The music itself is comparable to bands like Cursive or Built To Spill but at the same time completely distinguishable. Their live performance at Café Eleven had the energy of a punk show and had a notable amount of audience members singing along. D’Agostino mentions moments like these when asked what the most rewarding part of touring is. “Last night we played the Social (in Orlando) and these two seventeen year old boys were yelling all the lyrics, they knew all the lyrics, which is weird for our band…. When I watch Cursive I see most of the audience singing along and I hope that one day it will be like that. Some people tell you reach them and they can relate to a song and that’s the most rewarding thing.”
It can only help that Cymbals Eat Guitars tend to play an even mix of old and new material when performing live. D’Agostino says “I still really like all the songs on our older album,” but mentions that he feels they are driven into the ground a bit by being played so often. Still it is unapparent if any band member is sick of the older songs which are played with the same enthusiasm as the newer material, which was written more collaboratively. Lenses Alien says “We wrote it together so this time is was way more collaborative, way more representative of what we sound like live, much less overdubbing.”

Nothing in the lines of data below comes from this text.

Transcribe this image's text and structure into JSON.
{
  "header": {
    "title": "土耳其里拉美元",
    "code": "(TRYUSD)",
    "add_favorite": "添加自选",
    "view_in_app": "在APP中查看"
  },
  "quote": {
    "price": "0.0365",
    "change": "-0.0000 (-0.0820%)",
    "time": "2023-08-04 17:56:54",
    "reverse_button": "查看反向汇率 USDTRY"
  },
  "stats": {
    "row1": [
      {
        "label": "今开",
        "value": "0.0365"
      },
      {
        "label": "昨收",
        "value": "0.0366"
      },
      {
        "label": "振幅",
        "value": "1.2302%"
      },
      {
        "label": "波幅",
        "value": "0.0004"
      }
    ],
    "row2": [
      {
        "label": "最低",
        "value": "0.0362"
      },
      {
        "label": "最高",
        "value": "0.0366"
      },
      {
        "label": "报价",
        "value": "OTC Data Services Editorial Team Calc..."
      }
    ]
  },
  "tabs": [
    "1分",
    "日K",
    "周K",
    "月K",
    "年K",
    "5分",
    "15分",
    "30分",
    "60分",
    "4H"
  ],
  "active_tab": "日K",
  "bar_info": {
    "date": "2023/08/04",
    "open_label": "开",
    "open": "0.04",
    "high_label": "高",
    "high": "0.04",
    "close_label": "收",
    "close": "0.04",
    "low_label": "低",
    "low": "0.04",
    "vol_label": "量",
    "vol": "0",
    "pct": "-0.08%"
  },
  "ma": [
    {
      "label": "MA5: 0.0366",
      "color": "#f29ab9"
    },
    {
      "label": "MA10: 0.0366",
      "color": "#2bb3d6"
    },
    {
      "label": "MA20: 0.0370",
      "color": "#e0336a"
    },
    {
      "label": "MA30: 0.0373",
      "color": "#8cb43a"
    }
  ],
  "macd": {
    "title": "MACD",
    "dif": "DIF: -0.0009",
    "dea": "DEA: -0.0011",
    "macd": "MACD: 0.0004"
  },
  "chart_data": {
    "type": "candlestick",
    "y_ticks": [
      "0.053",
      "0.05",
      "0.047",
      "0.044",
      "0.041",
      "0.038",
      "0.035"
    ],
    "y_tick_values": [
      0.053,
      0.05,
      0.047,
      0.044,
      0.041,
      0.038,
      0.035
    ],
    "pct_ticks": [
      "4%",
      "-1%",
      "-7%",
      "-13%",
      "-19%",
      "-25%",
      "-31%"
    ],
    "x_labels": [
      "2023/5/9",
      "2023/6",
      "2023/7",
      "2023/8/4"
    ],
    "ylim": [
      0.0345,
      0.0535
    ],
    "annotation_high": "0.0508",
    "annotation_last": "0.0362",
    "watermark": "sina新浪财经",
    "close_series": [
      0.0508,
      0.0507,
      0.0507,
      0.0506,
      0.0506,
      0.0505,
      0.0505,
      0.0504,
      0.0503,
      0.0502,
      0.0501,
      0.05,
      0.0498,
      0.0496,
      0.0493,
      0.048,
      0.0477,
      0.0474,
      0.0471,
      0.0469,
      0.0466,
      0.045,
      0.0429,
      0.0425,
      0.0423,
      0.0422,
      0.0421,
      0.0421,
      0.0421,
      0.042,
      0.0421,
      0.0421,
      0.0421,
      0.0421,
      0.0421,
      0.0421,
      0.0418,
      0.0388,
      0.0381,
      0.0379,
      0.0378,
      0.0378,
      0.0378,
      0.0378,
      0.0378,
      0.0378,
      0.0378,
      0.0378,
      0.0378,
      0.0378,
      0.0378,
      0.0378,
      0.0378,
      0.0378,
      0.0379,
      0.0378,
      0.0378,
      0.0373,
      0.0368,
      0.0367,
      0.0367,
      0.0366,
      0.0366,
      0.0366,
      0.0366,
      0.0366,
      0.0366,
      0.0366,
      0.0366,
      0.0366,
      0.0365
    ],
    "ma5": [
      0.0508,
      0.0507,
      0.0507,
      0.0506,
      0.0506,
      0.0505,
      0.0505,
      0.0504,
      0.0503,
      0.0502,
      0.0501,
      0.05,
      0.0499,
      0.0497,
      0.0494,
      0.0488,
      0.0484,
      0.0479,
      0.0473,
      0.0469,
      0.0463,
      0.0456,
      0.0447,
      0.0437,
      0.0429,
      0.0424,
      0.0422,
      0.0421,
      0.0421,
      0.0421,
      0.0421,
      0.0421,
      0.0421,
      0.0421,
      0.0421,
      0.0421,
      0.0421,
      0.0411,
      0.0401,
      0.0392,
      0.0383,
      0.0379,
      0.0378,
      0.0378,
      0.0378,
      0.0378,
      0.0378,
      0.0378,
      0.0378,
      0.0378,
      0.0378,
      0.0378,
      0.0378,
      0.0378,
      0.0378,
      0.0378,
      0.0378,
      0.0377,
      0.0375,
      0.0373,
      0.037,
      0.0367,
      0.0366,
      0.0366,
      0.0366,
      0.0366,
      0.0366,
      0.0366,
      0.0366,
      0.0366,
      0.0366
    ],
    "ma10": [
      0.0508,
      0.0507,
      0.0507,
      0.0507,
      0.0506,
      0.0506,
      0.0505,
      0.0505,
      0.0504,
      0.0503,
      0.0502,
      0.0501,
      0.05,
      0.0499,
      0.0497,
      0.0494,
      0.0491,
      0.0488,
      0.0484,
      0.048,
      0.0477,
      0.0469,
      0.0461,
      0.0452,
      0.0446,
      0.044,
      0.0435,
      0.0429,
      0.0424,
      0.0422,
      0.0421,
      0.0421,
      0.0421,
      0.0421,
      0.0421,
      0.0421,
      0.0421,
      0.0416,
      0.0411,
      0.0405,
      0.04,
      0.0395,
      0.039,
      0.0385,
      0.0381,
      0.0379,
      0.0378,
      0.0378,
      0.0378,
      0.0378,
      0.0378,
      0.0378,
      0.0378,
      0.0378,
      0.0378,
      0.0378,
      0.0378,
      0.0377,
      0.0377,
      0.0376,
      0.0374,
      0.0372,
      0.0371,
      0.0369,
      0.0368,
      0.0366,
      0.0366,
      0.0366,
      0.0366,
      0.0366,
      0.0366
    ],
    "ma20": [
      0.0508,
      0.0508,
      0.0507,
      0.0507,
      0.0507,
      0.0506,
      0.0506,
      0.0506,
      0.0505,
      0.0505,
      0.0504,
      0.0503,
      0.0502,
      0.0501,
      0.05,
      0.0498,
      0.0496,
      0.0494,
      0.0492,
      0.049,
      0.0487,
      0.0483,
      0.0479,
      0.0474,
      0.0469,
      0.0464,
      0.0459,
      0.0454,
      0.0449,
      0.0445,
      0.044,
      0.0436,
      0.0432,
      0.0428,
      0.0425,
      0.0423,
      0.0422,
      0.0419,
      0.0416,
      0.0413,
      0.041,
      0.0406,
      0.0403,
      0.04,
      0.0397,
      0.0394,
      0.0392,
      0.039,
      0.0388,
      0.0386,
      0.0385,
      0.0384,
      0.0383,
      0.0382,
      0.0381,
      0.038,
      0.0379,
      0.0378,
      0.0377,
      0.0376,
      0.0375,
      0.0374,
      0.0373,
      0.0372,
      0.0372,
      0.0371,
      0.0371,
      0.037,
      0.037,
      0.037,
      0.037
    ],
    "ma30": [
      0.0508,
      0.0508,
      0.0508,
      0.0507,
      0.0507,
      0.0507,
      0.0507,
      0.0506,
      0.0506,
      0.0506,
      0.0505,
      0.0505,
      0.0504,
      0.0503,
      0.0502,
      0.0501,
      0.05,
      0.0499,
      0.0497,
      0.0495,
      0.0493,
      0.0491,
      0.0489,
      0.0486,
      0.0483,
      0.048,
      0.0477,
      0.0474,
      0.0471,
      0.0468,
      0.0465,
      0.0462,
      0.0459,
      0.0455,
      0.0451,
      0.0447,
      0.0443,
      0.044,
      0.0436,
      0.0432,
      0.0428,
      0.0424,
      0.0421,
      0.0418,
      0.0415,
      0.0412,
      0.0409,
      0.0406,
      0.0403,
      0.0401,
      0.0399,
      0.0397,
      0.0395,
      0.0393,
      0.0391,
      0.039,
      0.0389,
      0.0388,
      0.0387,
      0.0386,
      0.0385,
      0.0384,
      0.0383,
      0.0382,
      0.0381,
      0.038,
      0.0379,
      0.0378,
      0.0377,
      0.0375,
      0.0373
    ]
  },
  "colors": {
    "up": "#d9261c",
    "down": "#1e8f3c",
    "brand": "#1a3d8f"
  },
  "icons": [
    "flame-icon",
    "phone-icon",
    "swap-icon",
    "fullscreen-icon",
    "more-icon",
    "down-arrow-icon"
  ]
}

This is the longest tour the band has been on thus far and while D’Agostino admits that it takes “a physical and mental toll,” and many members of each band spend part of every tour “exhausted or sick,” the touring still leads to self improvement “as a band.”He says just playing so often strengthens their technical proficiency as musicians and their ability to play together. Even if tired, D’Agostino is hardly shying from the concept of the next tour. From outside of the tour bus in a Whole Foods parking lot on the way to the next venue he answers quickly when I ask the future plans for the band saying, “We’re gonna write another record, make it better, release it and tour it.”